If you only need to know one thing about Roman attitudes towards sex, it’s that they’ve given us our word “vagina” which, in Latin, translates as the sheath of one’s sword. Macho and militaristic, elite Roman culture revolved as much around a man’s ability to demonstrate his sexual power as it did around scoring political points against rivals by accusing them of effeminacy or depraved sex lives. Since many of the early Roman emperors were phenomenally unpopular with the Roman elite, and it was the elite who wrote the histories, this is why the emperors have come down to us as templates for erotic degeneracy and sadistic cruelty (in the literature the two are often indistinguishable).
But how much of what we think we know is true? In this article, we’ll be looking at anecdotes from “The Lives of the Twelve Caesars” by the first century AD court biographer Suetonius—who, if you’ve never read him, is essentially the ancients’ answer to a Daily Mail columnist. A lot of what he wrote might be fanciful and fictitious. But by adding historical context and comparing his anecdotes with those of other writers, we can at least get a feeling for the sexual attitudes of the authors if not for the sexual acts of their subjects.
Admittedly Julius Caesar is better known to history as the penetrated rather than the penetrator. Sexually speaking, however, he was both. Known as the “bald adulterer” Julius Caesar fit the Roman political stereotype perfectly by sleeping his way to power. As a young man, he spent a considerable amount of time at the court of King Nicomedes of Bithynia, fuelling a series of rumors about an affair in which Caesar was the submissive party. His return to Bithynia just a few days after leaving to “collect a debt” only fanned the flames.
The Roman biographer Suetonius tells us that this was the only stain on Caesar’s masculinity. But it was a stain that proved difficult to wash out and he would be reminded of it throughout his prematurely ended life. One colleague, Bibulus, addressed Caesar as “the queen of Bithynia.” During an assembly, a man named Octavius hailed his co-consul Pompey as “king” and Caesar as “queen”. Even the great Cicero couldn’t resist a poke, writing that it was on a Bithynian couch that Caesar—the son of Venus—lost his virginity.

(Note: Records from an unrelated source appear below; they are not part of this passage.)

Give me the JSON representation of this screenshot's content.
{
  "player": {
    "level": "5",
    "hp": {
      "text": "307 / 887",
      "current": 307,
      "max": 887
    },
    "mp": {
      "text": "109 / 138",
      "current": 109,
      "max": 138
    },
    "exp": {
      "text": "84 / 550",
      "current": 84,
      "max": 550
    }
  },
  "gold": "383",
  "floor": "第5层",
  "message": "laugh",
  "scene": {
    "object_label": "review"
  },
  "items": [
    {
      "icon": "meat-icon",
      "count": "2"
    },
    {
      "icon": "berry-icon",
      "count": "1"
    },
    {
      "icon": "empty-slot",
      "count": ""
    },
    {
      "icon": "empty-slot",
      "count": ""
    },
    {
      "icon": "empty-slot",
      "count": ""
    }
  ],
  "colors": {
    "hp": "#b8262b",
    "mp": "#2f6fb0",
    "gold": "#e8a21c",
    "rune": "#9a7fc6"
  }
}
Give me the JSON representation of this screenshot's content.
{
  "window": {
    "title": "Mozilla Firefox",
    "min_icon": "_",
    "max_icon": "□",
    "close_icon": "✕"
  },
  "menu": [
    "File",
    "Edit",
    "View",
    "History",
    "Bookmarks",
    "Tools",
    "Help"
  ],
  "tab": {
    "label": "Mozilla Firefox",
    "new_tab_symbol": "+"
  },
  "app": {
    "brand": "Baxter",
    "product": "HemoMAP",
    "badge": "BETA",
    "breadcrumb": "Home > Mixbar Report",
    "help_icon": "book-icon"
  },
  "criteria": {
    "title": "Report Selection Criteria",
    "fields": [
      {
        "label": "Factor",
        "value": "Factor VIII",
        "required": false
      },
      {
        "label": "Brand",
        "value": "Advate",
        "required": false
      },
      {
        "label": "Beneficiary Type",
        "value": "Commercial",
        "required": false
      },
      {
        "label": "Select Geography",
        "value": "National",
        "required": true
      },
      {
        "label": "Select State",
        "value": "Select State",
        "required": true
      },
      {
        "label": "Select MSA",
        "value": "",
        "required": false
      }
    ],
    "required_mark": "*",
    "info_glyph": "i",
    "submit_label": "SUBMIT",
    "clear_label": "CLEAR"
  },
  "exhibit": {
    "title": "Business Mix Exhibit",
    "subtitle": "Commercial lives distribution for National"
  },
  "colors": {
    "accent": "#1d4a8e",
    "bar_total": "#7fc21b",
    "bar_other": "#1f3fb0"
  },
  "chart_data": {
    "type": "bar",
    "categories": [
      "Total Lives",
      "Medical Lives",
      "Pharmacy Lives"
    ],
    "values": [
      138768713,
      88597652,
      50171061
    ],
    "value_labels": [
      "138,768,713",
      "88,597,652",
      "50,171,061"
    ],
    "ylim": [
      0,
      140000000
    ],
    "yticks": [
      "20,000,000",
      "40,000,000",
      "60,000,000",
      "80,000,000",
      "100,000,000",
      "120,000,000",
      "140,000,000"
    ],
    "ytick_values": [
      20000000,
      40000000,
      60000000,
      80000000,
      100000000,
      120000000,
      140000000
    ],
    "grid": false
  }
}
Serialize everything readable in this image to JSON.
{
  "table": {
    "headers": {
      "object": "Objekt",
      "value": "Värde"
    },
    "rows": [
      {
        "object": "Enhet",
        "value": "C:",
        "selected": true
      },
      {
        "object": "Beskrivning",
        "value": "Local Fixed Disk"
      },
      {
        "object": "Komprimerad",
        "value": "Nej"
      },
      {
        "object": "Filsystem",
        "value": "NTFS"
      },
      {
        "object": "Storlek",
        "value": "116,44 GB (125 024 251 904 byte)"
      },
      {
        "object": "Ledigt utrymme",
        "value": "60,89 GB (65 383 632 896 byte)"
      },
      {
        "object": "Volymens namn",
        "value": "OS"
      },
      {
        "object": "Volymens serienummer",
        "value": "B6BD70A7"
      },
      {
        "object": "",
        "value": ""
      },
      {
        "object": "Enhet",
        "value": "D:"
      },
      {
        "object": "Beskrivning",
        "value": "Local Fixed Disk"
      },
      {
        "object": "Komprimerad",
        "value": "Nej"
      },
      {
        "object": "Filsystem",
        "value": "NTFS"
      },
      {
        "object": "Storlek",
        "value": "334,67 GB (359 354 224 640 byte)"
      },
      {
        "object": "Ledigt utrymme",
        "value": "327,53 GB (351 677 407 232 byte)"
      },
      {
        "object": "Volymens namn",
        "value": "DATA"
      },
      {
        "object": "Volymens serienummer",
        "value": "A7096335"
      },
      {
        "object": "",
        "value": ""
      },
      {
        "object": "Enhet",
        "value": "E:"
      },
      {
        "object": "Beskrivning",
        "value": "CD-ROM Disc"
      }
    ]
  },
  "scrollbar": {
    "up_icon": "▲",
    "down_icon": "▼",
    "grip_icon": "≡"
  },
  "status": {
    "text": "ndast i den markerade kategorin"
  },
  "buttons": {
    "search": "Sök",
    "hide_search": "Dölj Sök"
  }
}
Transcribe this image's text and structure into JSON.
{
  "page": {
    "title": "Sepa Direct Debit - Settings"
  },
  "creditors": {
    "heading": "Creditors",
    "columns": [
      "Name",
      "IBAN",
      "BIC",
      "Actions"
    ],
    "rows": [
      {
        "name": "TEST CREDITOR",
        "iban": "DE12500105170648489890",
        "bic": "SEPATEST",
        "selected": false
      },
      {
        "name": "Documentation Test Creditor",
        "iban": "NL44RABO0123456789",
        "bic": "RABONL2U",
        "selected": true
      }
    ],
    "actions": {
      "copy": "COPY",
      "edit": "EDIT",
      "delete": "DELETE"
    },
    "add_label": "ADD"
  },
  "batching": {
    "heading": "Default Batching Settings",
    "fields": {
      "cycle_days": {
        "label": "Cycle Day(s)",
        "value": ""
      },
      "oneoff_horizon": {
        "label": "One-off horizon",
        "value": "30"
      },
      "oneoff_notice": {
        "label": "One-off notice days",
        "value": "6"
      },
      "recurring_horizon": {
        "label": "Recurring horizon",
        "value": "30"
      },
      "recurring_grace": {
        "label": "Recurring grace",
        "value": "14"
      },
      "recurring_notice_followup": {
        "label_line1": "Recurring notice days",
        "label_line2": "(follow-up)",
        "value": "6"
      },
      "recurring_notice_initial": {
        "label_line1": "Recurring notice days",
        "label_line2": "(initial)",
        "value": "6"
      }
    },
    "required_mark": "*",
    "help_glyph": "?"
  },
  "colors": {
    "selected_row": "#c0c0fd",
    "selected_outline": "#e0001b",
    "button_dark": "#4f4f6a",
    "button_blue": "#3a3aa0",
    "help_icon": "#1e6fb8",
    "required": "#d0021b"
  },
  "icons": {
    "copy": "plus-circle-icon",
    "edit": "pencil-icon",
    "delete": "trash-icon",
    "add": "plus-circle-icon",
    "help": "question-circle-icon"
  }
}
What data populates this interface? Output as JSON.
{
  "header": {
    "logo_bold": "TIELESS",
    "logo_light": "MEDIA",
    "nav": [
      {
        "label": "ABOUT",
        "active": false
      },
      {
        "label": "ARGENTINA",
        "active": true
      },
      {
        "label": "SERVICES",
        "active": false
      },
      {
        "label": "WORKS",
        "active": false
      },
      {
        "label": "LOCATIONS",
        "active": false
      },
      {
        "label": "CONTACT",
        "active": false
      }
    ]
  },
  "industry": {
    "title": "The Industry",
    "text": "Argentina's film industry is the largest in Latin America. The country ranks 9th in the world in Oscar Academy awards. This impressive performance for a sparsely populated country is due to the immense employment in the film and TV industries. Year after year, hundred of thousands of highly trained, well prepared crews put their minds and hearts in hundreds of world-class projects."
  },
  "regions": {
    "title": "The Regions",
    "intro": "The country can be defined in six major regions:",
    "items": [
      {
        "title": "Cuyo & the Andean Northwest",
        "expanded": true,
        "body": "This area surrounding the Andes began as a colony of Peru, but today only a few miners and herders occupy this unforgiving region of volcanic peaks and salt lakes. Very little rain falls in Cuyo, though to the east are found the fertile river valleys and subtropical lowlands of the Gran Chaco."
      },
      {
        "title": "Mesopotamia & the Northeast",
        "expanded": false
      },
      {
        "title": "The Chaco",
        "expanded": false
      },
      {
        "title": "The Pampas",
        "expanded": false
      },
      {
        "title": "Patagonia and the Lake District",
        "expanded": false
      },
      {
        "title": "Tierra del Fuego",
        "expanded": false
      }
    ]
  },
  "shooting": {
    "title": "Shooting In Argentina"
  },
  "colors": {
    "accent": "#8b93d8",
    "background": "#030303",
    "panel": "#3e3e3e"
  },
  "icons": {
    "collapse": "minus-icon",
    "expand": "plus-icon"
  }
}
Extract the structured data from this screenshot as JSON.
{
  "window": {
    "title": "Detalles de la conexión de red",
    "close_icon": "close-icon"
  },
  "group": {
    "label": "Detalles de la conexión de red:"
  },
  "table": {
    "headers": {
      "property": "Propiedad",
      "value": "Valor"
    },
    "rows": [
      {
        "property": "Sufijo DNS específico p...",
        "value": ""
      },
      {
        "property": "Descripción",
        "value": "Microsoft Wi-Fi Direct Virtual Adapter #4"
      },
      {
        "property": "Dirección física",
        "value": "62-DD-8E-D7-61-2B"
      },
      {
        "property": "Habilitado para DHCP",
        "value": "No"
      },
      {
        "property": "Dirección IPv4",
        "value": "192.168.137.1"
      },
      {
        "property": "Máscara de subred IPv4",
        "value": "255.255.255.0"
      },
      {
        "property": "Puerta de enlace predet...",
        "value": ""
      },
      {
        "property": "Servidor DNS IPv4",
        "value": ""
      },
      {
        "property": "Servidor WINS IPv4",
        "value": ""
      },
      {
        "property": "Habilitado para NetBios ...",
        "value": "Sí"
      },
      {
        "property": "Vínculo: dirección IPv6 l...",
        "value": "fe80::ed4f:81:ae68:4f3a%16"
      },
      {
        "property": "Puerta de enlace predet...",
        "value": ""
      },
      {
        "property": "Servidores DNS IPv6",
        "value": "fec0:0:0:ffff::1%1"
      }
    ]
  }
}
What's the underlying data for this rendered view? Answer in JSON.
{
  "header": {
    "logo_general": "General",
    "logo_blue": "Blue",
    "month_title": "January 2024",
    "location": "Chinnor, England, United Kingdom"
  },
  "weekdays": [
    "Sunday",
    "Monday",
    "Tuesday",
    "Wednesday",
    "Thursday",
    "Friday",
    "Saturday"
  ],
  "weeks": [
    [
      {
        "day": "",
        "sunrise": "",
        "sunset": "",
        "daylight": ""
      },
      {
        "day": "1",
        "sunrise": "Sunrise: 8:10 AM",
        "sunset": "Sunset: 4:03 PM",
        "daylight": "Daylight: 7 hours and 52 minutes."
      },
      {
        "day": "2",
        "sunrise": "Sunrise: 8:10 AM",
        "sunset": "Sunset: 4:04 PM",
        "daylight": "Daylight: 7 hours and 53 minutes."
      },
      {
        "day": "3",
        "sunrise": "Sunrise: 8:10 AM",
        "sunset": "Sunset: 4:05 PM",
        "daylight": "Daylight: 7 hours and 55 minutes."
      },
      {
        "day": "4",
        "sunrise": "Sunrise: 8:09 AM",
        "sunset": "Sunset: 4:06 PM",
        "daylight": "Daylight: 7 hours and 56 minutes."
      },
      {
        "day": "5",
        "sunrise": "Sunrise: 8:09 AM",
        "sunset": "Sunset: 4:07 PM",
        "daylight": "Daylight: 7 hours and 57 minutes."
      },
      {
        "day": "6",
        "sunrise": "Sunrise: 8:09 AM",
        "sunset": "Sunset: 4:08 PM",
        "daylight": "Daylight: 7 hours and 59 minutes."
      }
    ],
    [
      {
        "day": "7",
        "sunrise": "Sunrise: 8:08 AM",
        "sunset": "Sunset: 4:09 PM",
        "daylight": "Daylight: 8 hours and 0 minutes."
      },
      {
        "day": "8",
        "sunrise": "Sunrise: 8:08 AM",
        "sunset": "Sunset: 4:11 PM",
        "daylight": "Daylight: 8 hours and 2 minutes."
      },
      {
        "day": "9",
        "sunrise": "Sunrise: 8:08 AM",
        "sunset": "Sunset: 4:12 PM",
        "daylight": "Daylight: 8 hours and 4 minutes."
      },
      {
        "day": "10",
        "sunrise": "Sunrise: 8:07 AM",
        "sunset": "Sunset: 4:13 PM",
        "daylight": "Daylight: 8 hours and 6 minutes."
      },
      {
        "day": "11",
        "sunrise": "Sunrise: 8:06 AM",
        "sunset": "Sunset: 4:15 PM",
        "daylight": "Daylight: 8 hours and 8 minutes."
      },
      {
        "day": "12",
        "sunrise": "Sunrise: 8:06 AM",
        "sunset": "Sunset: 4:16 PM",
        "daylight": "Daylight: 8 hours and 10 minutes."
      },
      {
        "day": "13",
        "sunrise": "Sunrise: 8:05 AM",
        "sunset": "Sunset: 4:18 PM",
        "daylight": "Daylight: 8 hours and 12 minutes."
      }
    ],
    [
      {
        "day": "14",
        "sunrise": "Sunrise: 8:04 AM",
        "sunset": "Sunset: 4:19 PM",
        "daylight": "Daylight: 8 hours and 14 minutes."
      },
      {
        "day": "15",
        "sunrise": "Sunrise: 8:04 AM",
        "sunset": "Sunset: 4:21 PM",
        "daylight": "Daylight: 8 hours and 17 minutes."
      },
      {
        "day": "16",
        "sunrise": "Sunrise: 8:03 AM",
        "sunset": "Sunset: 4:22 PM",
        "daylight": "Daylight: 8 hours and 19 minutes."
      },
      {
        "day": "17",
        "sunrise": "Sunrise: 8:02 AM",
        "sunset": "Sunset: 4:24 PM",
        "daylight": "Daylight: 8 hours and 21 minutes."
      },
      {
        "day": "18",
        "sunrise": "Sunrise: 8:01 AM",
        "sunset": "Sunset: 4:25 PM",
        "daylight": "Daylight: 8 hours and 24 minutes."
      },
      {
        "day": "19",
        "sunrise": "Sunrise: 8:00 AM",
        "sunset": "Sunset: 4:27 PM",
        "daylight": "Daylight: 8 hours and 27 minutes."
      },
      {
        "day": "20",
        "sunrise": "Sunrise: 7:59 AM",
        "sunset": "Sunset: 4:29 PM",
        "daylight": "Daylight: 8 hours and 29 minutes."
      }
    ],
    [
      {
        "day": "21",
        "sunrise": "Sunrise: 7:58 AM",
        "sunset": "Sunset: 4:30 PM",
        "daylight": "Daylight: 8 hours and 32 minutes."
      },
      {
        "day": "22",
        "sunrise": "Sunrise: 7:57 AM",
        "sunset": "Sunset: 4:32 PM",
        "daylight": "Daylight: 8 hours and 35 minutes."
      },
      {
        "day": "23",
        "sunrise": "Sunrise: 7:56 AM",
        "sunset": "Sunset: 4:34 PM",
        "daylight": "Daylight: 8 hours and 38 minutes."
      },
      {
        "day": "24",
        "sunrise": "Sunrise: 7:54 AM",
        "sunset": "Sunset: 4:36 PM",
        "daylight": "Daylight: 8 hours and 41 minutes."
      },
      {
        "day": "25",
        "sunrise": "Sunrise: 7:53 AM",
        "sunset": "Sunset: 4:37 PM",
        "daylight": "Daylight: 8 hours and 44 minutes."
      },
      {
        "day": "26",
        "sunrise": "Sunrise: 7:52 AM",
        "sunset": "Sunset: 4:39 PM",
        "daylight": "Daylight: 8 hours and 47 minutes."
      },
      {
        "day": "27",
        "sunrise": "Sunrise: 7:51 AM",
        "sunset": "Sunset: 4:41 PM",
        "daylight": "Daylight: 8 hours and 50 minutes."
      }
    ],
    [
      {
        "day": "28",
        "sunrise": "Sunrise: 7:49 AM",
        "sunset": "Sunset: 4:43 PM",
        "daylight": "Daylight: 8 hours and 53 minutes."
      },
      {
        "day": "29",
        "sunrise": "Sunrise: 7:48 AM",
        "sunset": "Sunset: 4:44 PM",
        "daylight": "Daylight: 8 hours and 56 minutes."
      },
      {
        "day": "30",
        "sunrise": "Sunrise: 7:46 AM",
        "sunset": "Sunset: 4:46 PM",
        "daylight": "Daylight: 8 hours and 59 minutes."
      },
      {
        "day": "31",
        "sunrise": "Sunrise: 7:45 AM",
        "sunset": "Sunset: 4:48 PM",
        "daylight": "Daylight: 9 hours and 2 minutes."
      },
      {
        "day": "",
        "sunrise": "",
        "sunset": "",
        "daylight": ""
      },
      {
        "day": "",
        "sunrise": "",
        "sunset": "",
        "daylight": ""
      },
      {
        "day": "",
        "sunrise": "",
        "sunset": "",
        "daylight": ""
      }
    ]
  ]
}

He was just as badly behaved in the provinces, his veni, vidi, vici mantra applying just as much to his sexual conquests as to his military. While in Egypt he had a fling with another historical A-lister, Cleopatra, who forced their introduction by having herself smuggled into his palace wrapped in a carpet. She clearly made an impression. Within nine months she gave birth to their son Caesarian; an unfortunate child who wouldn’t survive the purges of Caesar’s successor Octavian. Caesar’s behavior in Gaul didn’t go unnoticed by his men either. During his military triumph celebrating his success there they chanted:
“Men of Rome, look out for your wives,
We’re bringing the bald adulterer home.
In Gaul you fucked your way through a fortune
Which you borrowed here in Rome.”
With Caesar returning, there was good reason for men to lock up their wives (and, indeed, daughters). Caesar had slept his way through the rank and file of aristocratic Roman women, even seducing the wives of fellow consuls and political allies. But these weren’t the only exploits his soldiers sang about on this triumphal occasion. They couldn’t resist making reference to his submission to a certain Bithynian king (boys will be boys) and in the course of their banter also boomed out: “Caesar might have conquered the Gauls but Nicomedes conquered him!”
Homosexual tendencies weren’t frowned upon in Roman culture per se. Granted, they might earn you the derision of your macho-militaristic cohort. But, as long as sexual favors were given for the purpose of advancing your own political career, they could be overlooked. At least it showed some degree of interest in the proper, political values an upper-class Roman should have. This doesn’t exonerate Caesar in his colleagues’ eyes. But, when Gaius Scribonius Curio, an orator and outspoken opponent of Caesar, called him “a man to every woman and a woman to every man“, it at least took something of a sting out of the tail.